Exercise prompt:
Wherever a line of the data contains "screenshot", copy that line.

Dataset extract:
────────────────────

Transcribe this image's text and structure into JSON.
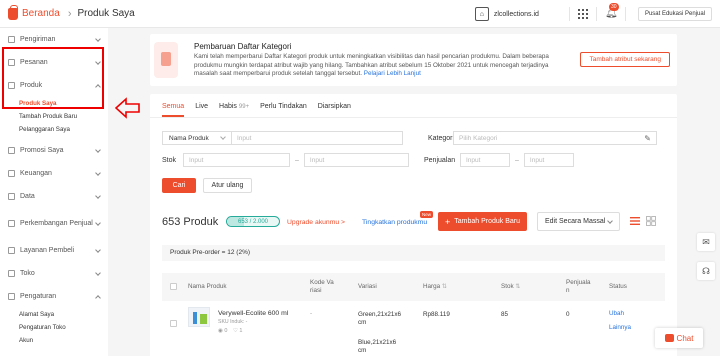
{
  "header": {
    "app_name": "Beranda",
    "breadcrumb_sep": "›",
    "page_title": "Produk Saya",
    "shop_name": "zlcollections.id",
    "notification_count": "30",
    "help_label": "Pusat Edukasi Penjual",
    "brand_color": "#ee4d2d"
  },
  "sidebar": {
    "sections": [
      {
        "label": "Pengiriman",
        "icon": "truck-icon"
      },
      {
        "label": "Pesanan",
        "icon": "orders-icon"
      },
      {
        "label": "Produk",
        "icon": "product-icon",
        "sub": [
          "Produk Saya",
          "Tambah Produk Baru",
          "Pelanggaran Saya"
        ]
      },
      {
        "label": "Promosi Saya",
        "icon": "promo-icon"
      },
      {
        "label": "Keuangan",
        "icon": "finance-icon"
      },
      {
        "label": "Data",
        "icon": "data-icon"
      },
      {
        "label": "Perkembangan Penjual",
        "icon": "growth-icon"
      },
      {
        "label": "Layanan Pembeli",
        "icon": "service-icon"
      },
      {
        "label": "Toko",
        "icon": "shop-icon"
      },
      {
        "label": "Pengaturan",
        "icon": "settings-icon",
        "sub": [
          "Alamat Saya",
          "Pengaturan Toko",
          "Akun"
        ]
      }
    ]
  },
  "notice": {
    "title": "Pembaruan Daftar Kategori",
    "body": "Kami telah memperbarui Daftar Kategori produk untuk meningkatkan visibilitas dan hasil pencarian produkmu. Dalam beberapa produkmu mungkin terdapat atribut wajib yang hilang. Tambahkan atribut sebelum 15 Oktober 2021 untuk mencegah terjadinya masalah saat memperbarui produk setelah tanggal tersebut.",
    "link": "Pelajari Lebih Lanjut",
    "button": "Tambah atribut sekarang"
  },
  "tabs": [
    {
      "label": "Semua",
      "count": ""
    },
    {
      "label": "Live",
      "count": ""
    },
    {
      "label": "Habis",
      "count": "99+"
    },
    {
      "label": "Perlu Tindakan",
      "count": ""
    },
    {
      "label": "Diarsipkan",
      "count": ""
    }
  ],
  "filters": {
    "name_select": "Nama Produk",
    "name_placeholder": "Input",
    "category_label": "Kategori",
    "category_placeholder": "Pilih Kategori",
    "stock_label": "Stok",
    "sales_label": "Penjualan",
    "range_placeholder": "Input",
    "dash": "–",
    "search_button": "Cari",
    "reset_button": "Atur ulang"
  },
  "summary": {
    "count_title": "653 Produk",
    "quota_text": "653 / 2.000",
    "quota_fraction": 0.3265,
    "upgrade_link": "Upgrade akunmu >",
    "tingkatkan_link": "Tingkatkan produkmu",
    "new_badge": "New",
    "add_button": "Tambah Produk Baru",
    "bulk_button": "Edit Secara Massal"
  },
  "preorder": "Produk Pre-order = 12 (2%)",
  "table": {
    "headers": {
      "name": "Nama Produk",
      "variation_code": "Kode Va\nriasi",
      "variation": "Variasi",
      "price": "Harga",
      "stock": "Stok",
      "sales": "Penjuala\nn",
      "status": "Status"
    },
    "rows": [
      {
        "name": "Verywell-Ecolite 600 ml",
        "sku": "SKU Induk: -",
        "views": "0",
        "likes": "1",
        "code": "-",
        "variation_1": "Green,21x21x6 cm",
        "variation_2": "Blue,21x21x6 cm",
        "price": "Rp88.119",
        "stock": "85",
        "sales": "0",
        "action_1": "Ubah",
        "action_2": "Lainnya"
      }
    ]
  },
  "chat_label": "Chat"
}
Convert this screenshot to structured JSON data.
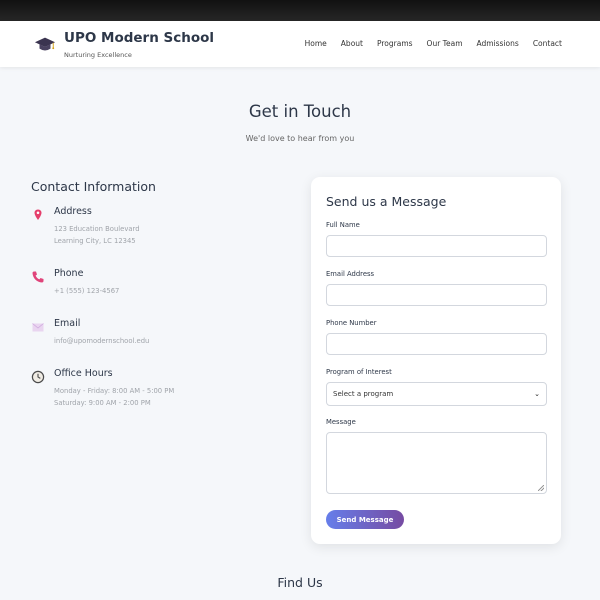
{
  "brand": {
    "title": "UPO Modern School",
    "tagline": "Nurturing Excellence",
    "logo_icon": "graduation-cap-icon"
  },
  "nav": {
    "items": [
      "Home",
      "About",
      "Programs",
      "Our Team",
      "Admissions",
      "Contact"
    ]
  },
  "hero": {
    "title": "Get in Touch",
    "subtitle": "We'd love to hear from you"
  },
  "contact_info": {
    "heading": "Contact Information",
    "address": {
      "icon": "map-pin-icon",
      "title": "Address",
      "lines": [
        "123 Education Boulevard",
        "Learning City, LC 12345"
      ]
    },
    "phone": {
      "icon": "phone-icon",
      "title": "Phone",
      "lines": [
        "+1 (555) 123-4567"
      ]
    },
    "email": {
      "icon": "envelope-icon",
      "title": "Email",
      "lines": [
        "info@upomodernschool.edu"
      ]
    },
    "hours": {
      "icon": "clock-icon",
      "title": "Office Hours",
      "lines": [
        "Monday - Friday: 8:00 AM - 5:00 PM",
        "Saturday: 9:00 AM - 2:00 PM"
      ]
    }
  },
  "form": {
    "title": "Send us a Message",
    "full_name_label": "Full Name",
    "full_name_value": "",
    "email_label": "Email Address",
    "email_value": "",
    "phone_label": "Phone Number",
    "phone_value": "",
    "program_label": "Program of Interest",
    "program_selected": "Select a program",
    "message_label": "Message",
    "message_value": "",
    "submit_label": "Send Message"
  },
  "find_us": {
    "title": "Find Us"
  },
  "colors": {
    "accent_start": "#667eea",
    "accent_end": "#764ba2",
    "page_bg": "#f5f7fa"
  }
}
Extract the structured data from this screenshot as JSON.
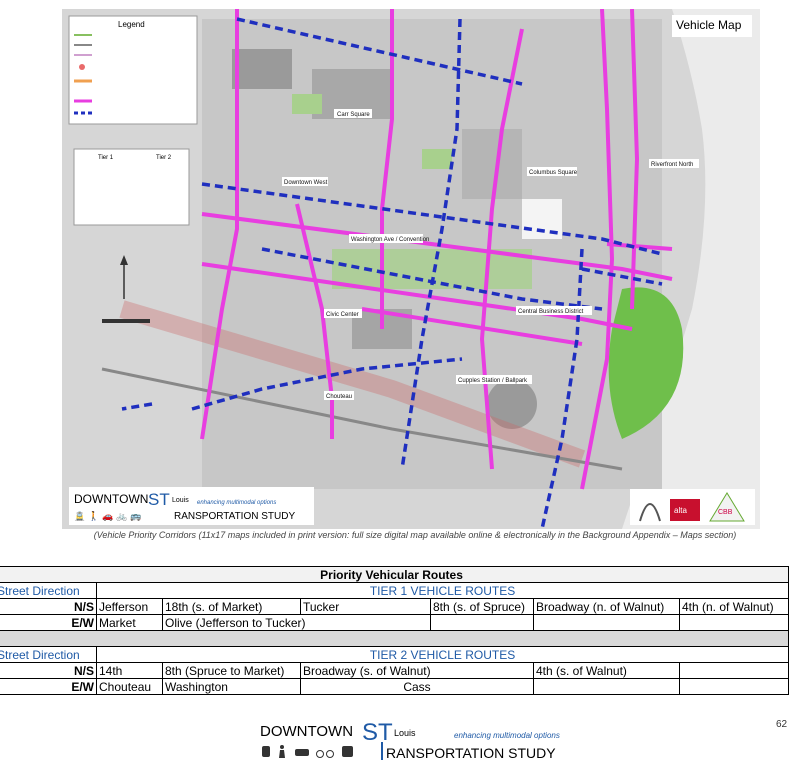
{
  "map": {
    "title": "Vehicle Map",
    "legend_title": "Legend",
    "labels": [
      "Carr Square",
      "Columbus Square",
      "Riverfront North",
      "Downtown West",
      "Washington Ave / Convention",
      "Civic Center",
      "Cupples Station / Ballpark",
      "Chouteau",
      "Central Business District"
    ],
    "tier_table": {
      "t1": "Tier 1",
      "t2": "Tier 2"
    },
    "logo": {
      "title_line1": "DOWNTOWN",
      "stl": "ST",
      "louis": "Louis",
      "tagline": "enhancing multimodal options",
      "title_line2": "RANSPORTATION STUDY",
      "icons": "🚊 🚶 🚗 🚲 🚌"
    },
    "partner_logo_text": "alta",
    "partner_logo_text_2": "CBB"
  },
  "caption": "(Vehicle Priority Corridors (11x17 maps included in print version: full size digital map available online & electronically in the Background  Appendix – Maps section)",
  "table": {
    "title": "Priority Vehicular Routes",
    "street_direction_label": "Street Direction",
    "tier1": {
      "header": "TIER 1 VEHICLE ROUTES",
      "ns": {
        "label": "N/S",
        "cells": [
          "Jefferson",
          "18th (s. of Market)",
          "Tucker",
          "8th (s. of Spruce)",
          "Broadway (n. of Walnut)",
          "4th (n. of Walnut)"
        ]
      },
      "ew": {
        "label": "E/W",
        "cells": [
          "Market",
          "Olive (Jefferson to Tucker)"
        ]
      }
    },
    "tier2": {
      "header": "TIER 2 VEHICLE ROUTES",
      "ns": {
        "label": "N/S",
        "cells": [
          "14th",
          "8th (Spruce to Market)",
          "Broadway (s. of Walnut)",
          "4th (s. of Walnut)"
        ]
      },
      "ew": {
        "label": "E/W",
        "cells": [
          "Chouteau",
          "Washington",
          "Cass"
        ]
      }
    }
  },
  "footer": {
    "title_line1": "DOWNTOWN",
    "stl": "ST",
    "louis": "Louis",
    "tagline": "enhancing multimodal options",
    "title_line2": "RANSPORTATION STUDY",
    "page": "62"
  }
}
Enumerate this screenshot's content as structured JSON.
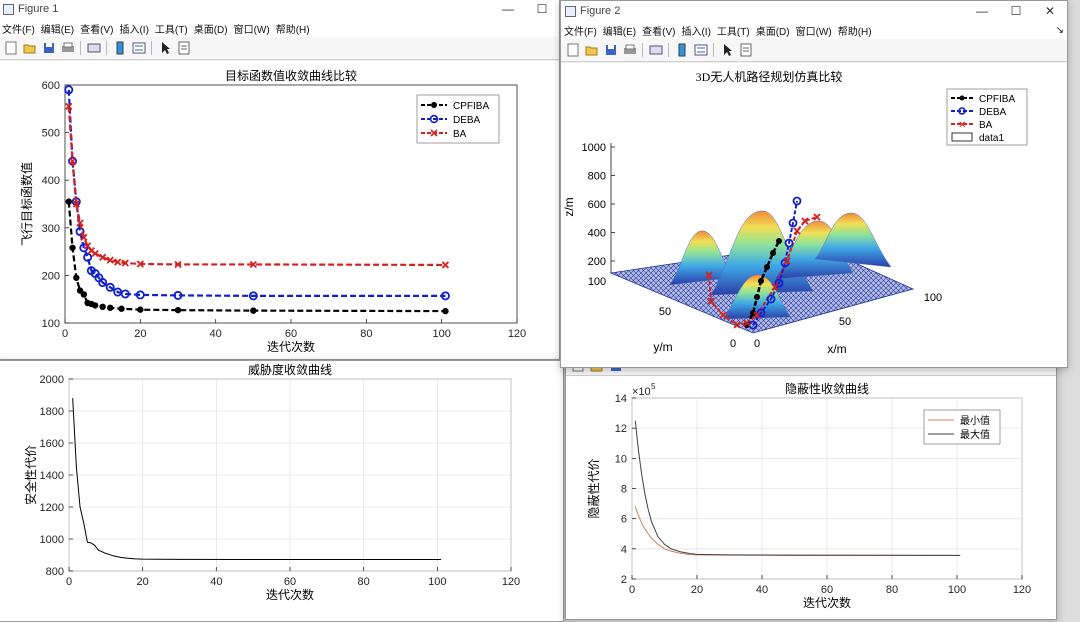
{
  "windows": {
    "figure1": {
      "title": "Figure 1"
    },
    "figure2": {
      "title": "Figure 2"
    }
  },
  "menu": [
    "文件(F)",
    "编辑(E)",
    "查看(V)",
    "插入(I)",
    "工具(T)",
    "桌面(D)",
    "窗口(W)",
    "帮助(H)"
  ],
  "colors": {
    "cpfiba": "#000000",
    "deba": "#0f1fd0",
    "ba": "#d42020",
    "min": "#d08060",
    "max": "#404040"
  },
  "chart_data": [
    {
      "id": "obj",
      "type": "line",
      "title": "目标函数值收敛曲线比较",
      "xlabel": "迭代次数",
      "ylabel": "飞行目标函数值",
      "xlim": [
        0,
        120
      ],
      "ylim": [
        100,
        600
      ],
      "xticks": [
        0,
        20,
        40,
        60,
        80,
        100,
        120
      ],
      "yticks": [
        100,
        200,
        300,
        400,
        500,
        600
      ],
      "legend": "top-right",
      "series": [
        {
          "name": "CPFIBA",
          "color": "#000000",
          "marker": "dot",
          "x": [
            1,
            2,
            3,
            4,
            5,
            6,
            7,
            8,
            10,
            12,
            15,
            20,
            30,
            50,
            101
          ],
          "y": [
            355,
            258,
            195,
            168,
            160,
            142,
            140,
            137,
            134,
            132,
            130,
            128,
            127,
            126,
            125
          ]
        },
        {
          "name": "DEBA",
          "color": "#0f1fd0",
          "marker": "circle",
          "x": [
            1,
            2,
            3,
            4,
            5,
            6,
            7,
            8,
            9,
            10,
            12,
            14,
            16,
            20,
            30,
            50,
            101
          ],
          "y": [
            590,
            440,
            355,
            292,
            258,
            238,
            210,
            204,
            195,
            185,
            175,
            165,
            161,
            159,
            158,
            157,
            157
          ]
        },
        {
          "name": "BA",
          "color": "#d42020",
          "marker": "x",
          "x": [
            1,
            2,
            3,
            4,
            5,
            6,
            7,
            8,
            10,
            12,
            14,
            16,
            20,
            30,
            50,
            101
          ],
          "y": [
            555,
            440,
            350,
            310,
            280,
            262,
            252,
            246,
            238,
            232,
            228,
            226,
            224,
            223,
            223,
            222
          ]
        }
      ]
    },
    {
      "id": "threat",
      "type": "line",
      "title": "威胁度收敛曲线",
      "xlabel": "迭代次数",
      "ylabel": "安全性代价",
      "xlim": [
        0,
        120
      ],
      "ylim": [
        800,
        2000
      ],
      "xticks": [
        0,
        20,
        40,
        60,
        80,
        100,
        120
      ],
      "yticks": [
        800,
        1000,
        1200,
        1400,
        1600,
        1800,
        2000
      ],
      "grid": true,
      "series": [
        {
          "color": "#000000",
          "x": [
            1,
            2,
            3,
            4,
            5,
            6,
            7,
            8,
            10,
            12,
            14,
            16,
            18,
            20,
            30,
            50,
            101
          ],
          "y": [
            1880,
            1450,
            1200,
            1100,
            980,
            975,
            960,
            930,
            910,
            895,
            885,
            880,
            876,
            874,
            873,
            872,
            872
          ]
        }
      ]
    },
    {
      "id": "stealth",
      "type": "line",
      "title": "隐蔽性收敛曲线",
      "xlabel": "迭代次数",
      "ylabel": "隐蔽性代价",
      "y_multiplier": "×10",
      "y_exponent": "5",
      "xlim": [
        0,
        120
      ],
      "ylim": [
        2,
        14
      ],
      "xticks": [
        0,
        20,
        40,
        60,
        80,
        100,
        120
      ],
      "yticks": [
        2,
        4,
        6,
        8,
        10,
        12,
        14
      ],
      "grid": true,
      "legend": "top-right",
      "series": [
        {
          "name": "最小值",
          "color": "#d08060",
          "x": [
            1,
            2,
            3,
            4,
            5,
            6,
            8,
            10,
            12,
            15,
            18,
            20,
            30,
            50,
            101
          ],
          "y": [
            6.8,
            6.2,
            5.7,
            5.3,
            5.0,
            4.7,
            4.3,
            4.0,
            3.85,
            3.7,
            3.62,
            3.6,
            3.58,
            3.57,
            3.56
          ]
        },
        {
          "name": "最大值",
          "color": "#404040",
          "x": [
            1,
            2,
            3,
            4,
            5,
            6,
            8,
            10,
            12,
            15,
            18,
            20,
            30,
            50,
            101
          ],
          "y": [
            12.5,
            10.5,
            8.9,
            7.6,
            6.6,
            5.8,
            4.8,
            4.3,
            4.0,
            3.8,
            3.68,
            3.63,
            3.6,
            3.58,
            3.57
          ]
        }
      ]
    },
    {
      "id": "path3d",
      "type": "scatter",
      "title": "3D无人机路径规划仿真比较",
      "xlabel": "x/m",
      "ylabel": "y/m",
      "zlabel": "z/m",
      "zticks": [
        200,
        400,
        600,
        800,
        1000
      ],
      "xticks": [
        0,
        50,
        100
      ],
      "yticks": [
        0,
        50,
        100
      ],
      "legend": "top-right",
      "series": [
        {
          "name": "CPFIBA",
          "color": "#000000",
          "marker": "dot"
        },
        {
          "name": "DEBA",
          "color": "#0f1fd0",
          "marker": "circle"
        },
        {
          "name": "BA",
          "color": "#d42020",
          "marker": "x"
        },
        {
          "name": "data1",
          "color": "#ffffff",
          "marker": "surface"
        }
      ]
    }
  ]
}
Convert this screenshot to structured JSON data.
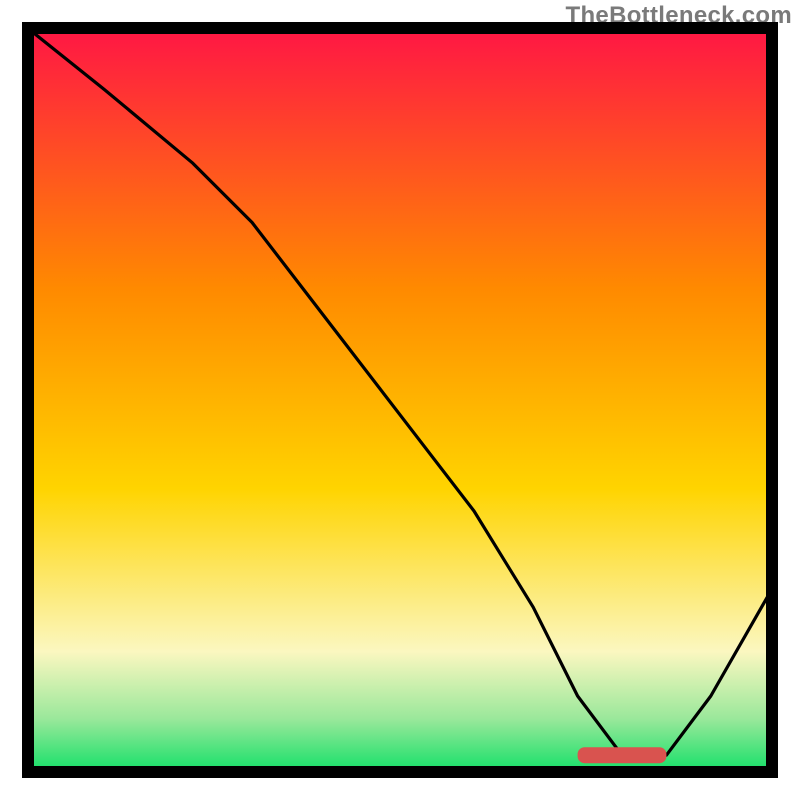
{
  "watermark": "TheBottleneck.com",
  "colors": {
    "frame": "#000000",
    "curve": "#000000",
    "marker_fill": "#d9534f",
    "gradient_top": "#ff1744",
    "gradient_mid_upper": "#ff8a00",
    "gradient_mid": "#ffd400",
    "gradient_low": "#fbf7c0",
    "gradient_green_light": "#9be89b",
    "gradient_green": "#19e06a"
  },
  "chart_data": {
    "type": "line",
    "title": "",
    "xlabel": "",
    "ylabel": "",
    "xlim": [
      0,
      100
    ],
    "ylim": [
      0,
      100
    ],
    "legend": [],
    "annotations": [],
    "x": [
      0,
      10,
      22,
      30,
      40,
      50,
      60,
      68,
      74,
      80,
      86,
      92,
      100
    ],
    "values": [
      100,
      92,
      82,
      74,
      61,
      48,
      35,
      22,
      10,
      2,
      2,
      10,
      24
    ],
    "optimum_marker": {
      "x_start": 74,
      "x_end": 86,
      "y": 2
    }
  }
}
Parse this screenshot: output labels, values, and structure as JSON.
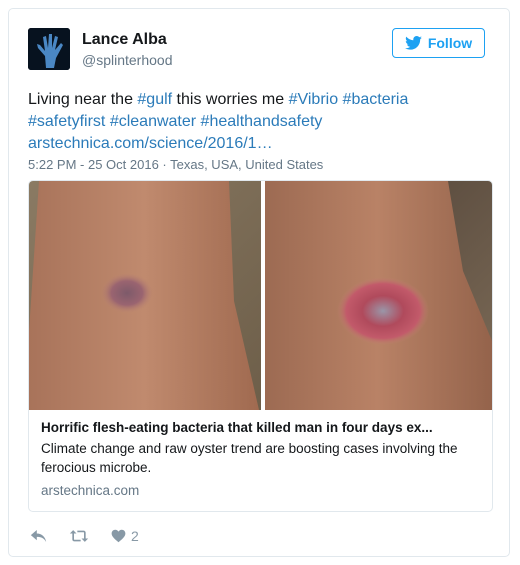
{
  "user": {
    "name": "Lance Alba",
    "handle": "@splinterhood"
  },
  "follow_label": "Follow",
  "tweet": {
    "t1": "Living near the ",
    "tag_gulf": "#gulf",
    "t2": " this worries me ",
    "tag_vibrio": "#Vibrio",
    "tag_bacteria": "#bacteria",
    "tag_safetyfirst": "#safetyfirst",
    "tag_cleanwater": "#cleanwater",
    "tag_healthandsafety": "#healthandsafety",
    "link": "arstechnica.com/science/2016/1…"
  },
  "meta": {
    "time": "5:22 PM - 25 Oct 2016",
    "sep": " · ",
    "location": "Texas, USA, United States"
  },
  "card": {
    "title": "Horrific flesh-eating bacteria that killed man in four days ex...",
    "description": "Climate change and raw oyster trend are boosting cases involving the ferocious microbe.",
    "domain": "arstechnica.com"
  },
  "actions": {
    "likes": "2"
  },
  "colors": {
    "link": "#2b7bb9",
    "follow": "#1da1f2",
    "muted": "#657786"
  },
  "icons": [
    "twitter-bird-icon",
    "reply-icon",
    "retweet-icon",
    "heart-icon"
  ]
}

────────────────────

Answer area:
Convert this screenshot to structured JSON data.
Extract the structured data from this screenshot as JSON.
Enumerate this screenshot's content as structured JSON.
Convert this screenshot to structured JSON data.
Parse this screenshot: output labels, values, and structure as JSON.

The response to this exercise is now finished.